Extracted records –
Segment Open

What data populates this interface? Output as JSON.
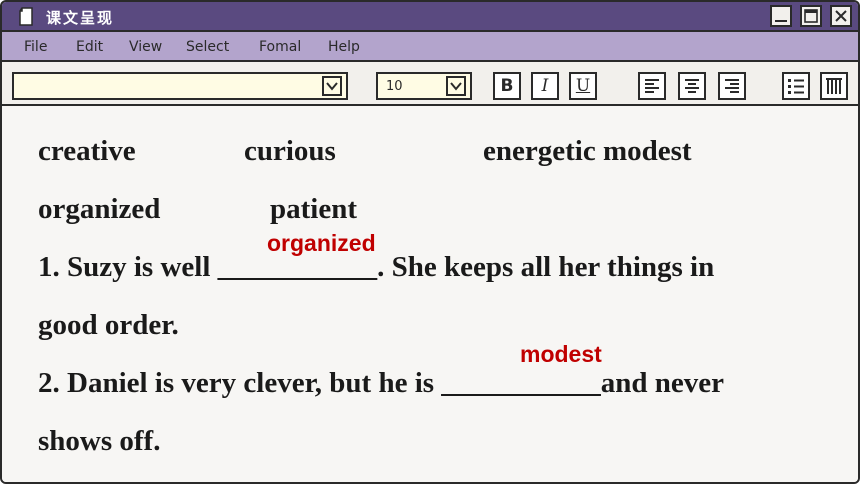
{
  "window": {
    "title": "课文呈现"
  },
  "menu": [
    "File",
    "Edit",
    "View",
    "Select",
    "Fomal",
    "Help"
  ],
  "toolbar": {
    "font_value": "",
    "size_value": "10",
    "bold_label": "B",
    "italic_label": "I",
    "underline_label": "U"
  },
  "word_bank": [
    "creative",
    "curious",
    "energetic modest",
    "organized",
    "patient"
  ],
  "sentences": [
    {
      "number": "1.",
      "before": "Suzy is well ",
      "blank": "___________",
      "after": ". She keeps all her things in",
      "continuation": "good order.",
      "answer": "organized"
    },
    {
      "number": "2.",
      "before": "Daniel is very clever, but he is ",
      "blank": "___________",
      "after": "and never",
      "continuation": "shows off.",
      "answer": "modest"
    }
  ],
  "colors": {
    "title_bar": "#5a4a80",
    "menu_bar": "#b3a4cc",
    "answer_text": "#c00000",
    "input_bg": "#fffce4"
  }
}
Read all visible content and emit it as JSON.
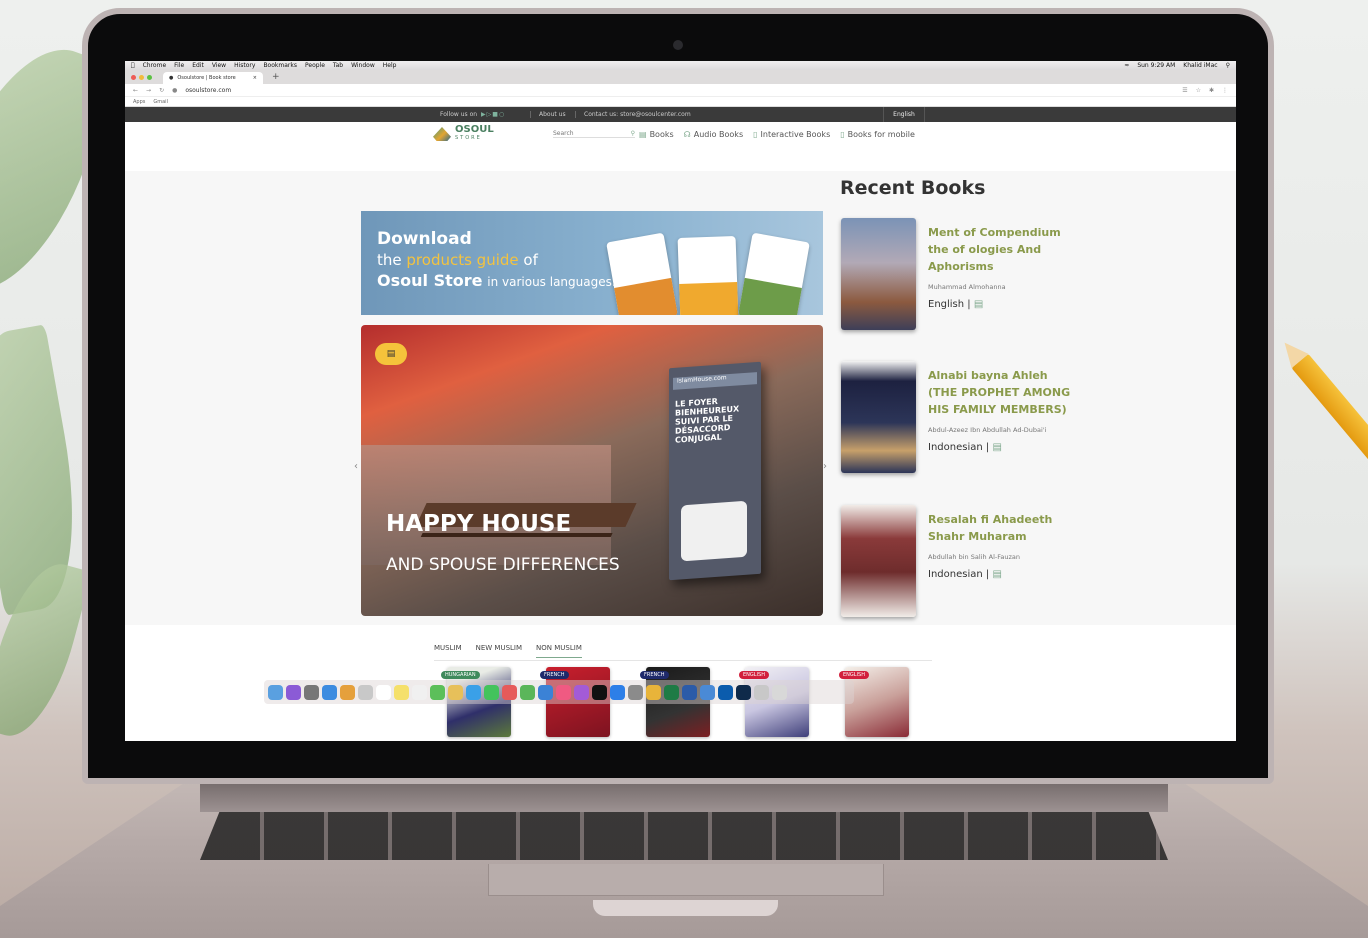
{
  "mac_menu": {
    "items": [
      "Chrome",
      "File",
      "Edit",
      "View",
      "History",
      "Bookmarks",
      "People",
      "Tab",
      "Window",
      "Help"
    ],
    "time": "Sun 9:29 AM",
    "user": "Khalid iMac"
  },
  "browser": {
    "tab_title": "Osoulstore | Book store",
    "url": "osoulstore.com",
    "bookmarks": [
      "Apps",
      "Gmail"
    ]
  },
  "top_bar": {
    "follow": "Follow us on",
    "about": "About us",
    "contact": "Contact us: store@osoulcenter.com",
    "language": "English"
  },
  "nav": {
    "logo_main": "OSOUL",
    "logo_sub": "STORE",
    "search_placeholder": "Search",
    "links": [
      "Books",
      "Audio Books",
      "Interactive Books",
      "Books for mobile"
    ]
  },
  "download_banner": {
    "line1": "Download",
    "line2_pre": "the",
    "line2_highlight": "products guide",
    "line2_post": "of",
    "line3_brand": "Osoul Store",
    "line3_rest": "in various languages."
  },
  "slide": {
    "title": "HAPPY HOUSE",
    "subtitle": "AND SPOUSE DIFFERENCES",
    "book_header": "IslamHouse.com",
    "book_title": "LE FOYER BIENHEUREUX SUIVI PAR LE DÉSACCORD CONJUGAL"
  },
  "recent": {
    "heading": "Recent Books",
    "books": [
      {
        "title": "Ment of Compendium the of ologies And Aphorisms",
        "author": "Muhammad Almohanna",
        "language": "English |"
      },
      {
        "title": "Alnabi bayna Ahleh (THE PROPHET AMONG HIS FAMILY MEMBERS)",
        "author": "Abdul-Azeez Ibn Abdullah Ad-Dubai'i",
        "language": "Indonesian |"
      },
      {
        "title": "Resalah fi Ahadeeth Shahr Muharam",
        "author": "Abdullah bin Salih Al-Fauzan",
        "language": "Indonesian |"
      }
    ]
  },
  "categories": {
    "tabs": [
      "MUSLIM",
      "NEW MUSLIM",
      "NON MUSLIM"
    ],
    "active": "NON MUSLIM",
    "items": [
      {
        "lang": "HUNGARIAN",
        "color": "#3f8a5c"
      },
      {
        "lang": "FRENCH",
        "color": "#1f2a6b"
      },
      {
        "lang": "FRENCH",
        "color": "#1f2a6b"
      },
      {
        "lang": "ENGLISH",
        "color": "#d21f3c"
      },
      {
        "lang": "ENGLISH",
        "color": "#d21f3c"
      }
    ]
  },
  "colors": {
    "accent": "#7fa98e",
    "title_olive": "#8a9a4b",
    "topbar": "#3a3a3a"
  }
}
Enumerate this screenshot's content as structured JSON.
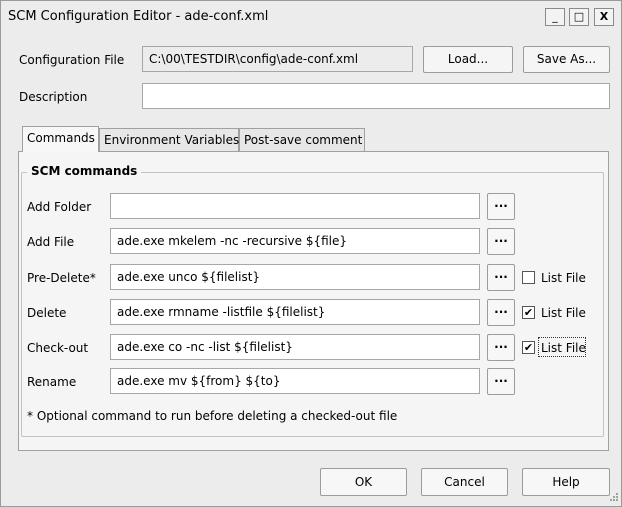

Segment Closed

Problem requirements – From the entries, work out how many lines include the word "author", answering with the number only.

Problem solution – 3